"Persephone, Demeter, the demon lover, Ereshkigal, Inanna, Ariadne, Dionysus, and Salomé are all summoned by Ana Mozol’s essential book about the repressed, excluded, dangerous, and erotic energies of the dark feminine—she who is necessary for the sacred sexuality of body. A Re-Visioning of Love: Dark Feminine Rising is for everyone who has suffered for love, their friends, therapists, and lovers. It is impossible to write an archetypally nuanced and compassionate book about rape. This is such a book. It says what cannot be said and what society does not want to hear about anger around sex, about surviving, and ultimately about living through the initiations of Persephone and Salomé. It envisions individuation in ways that leave behind Jung’s limitations on his anima and animus theory. Containing a stunning study of Jung’s fascination with archetypal Salomé, the book also reveals the dark feminine as that which has been swallowed by patriarchy to be literalized into the rape culture of today. Mozol stares unflinchingly into the abyss and shows the way to recover the feminine mysteries sorely needed by both women and men." —Susan Rowland, author of Jung: A Feminist Revision and Remembering Dionysus

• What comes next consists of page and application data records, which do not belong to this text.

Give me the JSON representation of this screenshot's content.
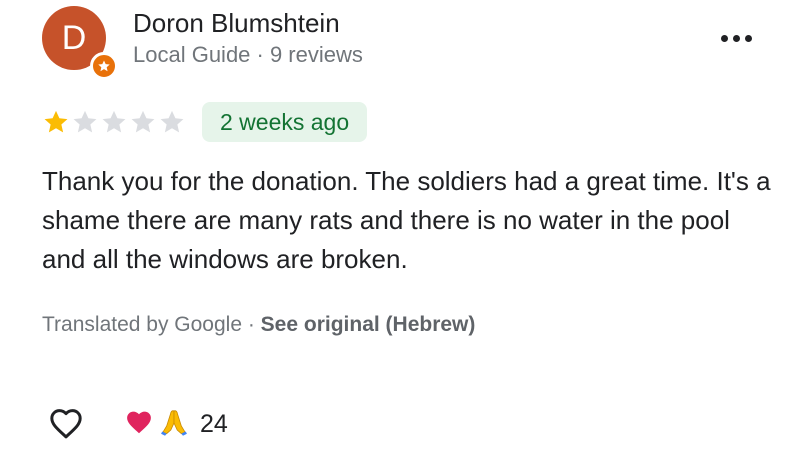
{
  "reviewer": {
    "initial": "D",
    "name": "Doron Blumshtein",
    "meta": "Local Guide · 9 reviews",
    "avatar_color": "#c6522a",
    "badge_icon": "local-guide-star-icon"
  },
  "review": {
    "rating": 1,
    "rating_max": 5,
    "time": "2 weeks ago",
    "text": "Thank you for the donation. The soldiers had a great time. It's a shame there are many rats and there is no water in the pool and all the windows are broken.",
    "translation_note": "Translated by Google · ",
    "see_original": "See original (Hebrew)"
  },
  "reactions": {
    "emoji": [
      "heart-emoji",
      "folded-hands-emoji"
    ],
    "count": "24"
  },
  "colors": {
    "star_filled": "#fbbc04",
    "star_empty": "#dadce0",
    "time_badge_bg": "#e6f4ea",
    "time_badge_text": "#137333"
  },
  "icons": {
    "more": "more-options-icon",
    "like": "heart-outline-icon"
  }
}
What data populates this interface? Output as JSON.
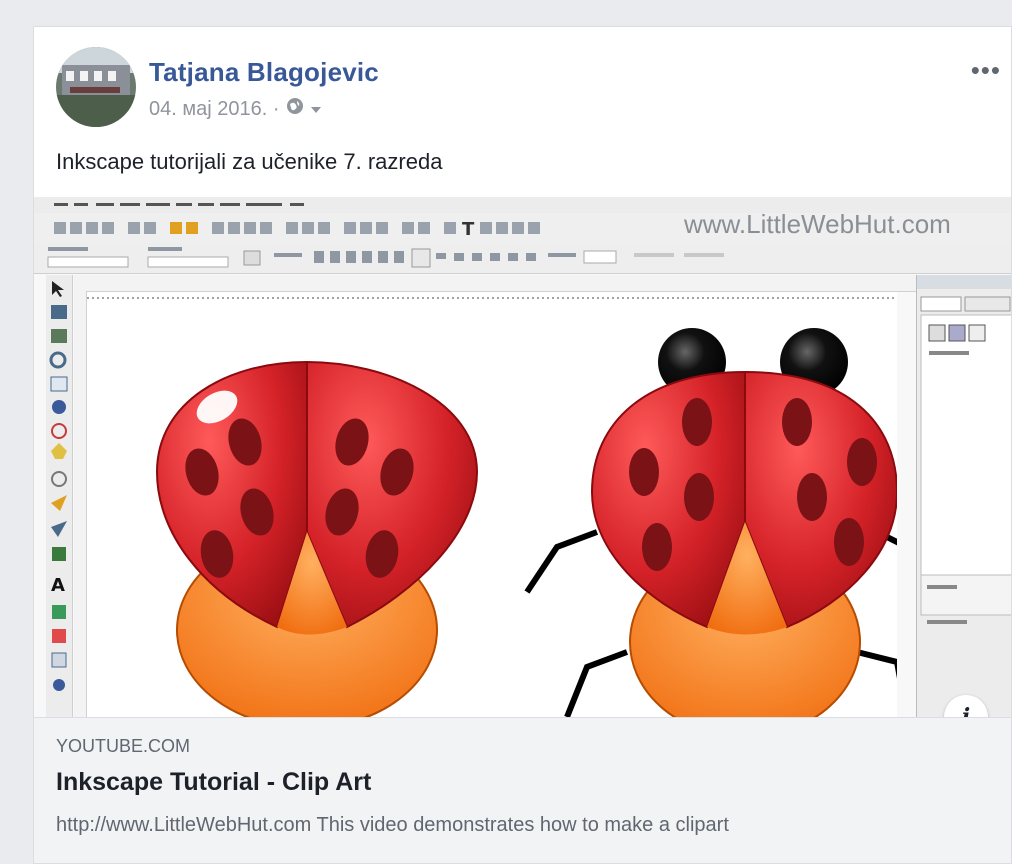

A Re-Visioning of Love
Dark Feminine Rising, 1st edition
by Ana Mozol
In A Re-Visioning of Love: Dark Feminine Rising, Ana Mozol parts the illusory veils of persona as she explores the reality of feminine experiences relating to love, trauma and sexuality in contemporary Western society. Mozol takes us on a personal journey through the three levels of experience, delving into the underworld and the trauma of rape, the middle world and the illusions of romantic love, and the upper world and the masculine spiritual ideals that fracture the feminine soul.
In this multidisciplinary examination of the feminine, Mozol seeks to understand violence against women intrapsychically, interpersonally and within the field of depth psychology. The book begins with Mozol’s own experiences with violence and her exploration of the demon lover complex and the stages of breaking this complex after trauma. Combining personal testimony, theoretical reflections, historical analysis, and 20 years of clinical experience, Mozol uses a heuristic approach to explore personal stories, clinical material, dreams and depth analysis as they connect to the female individuation process. We follow Mozol’s journey through the middle world and the illusions of romantic love, into the upper world and the complexity of Oscar Wilde’s feminine character Salomé who represents the rising dark feminine energy that must be reckoned with for the possibility of love to exist. Accesible yet powerful, Mozol uses her personal story to place the oppression of women within the Jungian context of individuation.
A Re-Visioning of Love: Dark Feminine Rising will be key reading for academics and students of Jungian and post-Jungian studies, psychotherapy, trauma studies, gender studies, women’s studies and criminology. It will also be an indispensable resource for Jungian psychotherapists and analytical psychologists in practice and in training. A Re-Visioning of Love, however, is more than a psychological exploration; it is a memoir of the personal and archetypal feminine and as such will appeal to anyone interested in the story of many women today.